Soon after, God made it clear that He had made me a warrior for a reason, and that I was to be a warrior of His Word. I pursued undergraduate and graduate studies in Bible and theology, and all the while God had me ministering to people who had been traumatized by life. He then introduced me to the world of biblical counseling, and I’ve never looked back.

God declares in His Word that he has provided everything we need regarding life and faith (2 Peter 1:3). He promises that His Word provides us everything we need for teaching and training men and women to be faithful followers of Christ (2 Timothy 3:16-17). And His Word tells us that it is through the renewing of our minds with His Word that we experience heart, soul, and life transformation (Romans 12:2).

Since those days over thirty years ago, God has used me to serve survivors of severe trauma of all sorts. When my son—a fellow Marine— was struggling with his own aftereffects of war, it was the Word of God and the walking-alongside of a fellow believer that provided him with the tools and hope that the psychologists at Walter Reed could not.

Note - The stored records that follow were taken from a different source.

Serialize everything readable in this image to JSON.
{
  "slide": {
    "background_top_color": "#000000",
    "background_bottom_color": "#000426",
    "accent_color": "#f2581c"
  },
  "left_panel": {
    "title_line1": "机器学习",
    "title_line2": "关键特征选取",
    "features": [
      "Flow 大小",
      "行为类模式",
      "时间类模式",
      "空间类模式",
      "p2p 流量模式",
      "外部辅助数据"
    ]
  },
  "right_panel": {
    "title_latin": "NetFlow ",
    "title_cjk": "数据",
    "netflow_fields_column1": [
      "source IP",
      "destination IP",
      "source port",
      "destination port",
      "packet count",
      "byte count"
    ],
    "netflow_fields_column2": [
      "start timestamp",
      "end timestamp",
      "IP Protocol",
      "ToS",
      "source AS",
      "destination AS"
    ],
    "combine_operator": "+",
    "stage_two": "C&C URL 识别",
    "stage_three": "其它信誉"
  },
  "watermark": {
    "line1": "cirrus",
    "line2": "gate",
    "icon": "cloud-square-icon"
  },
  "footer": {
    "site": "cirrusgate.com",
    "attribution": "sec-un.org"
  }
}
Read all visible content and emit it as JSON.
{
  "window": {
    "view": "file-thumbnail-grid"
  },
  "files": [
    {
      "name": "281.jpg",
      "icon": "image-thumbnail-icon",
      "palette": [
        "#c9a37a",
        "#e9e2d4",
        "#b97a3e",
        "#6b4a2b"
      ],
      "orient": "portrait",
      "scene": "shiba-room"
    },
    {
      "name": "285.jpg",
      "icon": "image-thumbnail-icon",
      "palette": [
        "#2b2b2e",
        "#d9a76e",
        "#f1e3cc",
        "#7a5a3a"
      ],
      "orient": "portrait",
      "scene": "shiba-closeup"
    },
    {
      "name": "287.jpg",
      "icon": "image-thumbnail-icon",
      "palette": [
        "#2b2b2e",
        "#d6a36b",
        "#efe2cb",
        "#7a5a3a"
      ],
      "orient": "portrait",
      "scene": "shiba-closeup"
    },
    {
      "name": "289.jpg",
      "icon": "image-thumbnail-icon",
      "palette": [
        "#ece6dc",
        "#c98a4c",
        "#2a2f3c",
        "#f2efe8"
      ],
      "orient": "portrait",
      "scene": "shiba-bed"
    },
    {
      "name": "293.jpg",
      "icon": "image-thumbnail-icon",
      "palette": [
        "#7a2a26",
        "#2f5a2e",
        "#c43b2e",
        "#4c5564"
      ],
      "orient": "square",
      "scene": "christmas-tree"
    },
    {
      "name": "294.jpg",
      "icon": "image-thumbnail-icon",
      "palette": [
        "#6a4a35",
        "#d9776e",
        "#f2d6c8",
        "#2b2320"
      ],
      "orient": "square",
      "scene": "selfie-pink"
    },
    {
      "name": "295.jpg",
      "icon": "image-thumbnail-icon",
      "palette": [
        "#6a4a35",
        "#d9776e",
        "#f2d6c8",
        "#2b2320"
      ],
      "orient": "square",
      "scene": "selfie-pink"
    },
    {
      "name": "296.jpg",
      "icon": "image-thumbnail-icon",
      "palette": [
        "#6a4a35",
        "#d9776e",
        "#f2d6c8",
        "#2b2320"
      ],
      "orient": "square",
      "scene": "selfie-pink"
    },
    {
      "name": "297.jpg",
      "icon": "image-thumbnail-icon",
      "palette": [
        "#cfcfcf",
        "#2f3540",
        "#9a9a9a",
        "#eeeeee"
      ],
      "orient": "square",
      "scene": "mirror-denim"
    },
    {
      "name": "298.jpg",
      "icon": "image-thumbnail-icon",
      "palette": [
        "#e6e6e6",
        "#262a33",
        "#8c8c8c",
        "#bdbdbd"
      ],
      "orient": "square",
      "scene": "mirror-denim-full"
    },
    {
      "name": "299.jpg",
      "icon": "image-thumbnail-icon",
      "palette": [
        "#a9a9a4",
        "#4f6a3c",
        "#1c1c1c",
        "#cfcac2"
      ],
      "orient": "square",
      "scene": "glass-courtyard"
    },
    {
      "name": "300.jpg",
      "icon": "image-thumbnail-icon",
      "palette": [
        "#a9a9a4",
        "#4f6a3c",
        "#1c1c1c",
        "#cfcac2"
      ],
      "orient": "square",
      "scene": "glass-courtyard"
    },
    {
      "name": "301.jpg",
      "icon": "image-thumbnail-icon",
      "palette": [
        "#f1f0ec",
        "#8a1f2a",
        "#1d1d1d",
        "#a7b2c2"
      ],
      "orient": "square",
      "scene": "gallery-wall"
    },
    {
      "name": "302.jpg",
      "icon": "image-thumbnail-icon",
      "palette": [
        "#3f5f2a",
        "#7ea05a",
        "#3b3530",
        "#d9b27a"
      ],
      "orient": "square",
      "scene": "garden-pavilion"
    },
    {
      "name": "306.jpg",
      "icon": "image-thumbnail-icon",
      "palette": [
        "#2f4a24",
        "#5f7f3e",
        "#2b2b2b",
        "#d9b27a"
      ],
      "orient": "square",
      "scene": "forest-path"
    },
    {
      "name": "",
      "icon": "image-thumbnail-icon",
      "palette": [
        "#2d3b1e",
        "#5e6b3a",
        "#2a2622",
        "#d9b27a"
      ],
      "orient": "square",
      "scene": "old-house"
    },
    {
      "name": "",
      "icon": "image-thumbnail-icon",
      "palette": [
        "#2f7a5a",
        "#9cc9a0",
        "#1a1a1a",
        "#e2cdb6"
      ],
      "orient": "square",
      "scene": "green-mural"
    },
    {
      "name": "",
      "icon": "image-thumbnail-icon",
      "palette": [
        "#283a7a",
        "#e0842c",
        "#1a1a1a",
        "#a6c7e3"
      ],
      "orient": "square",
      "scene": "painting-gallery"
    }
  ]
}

See, biblical counseling is come-alongside discipleship. It is a partnering together to bear one another’s burdens (Galatians 6:2) in real and practical ways. (Interestingly, the word here carries the picture of two people, shoulder-to-shoulder, lifting together from underneath). It is the fleshing-out of one-anothering ministry that is described throughout the New Testament for how we, the Body of Christ, and to manifest our own in-Christ lives.

There are more and more men and women in the biblical counseling world—many of whom are former active-duty military and first responders themselves—who are becoming ever better equipped to provide the kind of soul-care that wasn’t really available when I first became a believer.

The journey to healing and wholeness isn’t a quick and easy one. It is a process, not an event. But, because every man, woman, and child who has ever lived is created in the image of God and has inherent dignity and worth because of it, everyone who suffers and struggles with the aftereffects of trauma—especially combat trauma—is worth the investment of time and energy to gain the freedom Christ died to give us.

And as we approach Christmas, the day we mark as the day when the Prince of Heaven came to be one of us,  to take on  human flesh and be subjected to every aspect of life that we are subjected to—for good or for ill—let us remember that, no matter what your story is, He gets it!

He knows what it’s like to be completely vulnerable to the evil of humankind. He knows what it’s like to have no one but God to depend on. And He knows what it’s like to be betrayed, abandoned, abused, and subjected to torture and death.

My anchor verses, the verses of Scripture that I carry with me and remind myself of every day are found in 2 Corinthians 1:3-5:

Blessed be the God and Father of our Lord Jesus Christ, the Father of mercies and God of all comfort, who comforts us in all our affliction so that we will be able to comfort those who are in any affliction with the comfort with which we ourselves are comforted by God. For just as the sufferings of Christ are ours in abundance, so also our comfort is abundant through Christ.

May God bring you hope and comfort wherever you are and whatever your struggles. Know that you do not have to hump these hills alone. There are more and more of us who are willing and able to lift-from underneath with you to help you become the healthy and vibrant son or daughter of God he created you to be.

Yours in the Master’s Service,

Pastor Warren Lamb
Marine SGT Combat Veteran, Certified Biblical Counselor & Fallen Soldiers March Board Advisor

Warren Lamb is part of the Fallen Soldiers March Advisory Board, CLICK HERE to view his profile.

To receive the FSM newsletter, click HERE to signup

This entry was posted on Thursday, December 13th, 2018 at 9:51 am and is filed under Featured, Newsletter. You can follow any responses to this entry through the RSS 2.0 feed. Both comments and pings are currently closed.

Comments are closed.

© 2012-2019 Fallen Soldiers March®. All Rights Reserved • Website Design by Visionary Design Group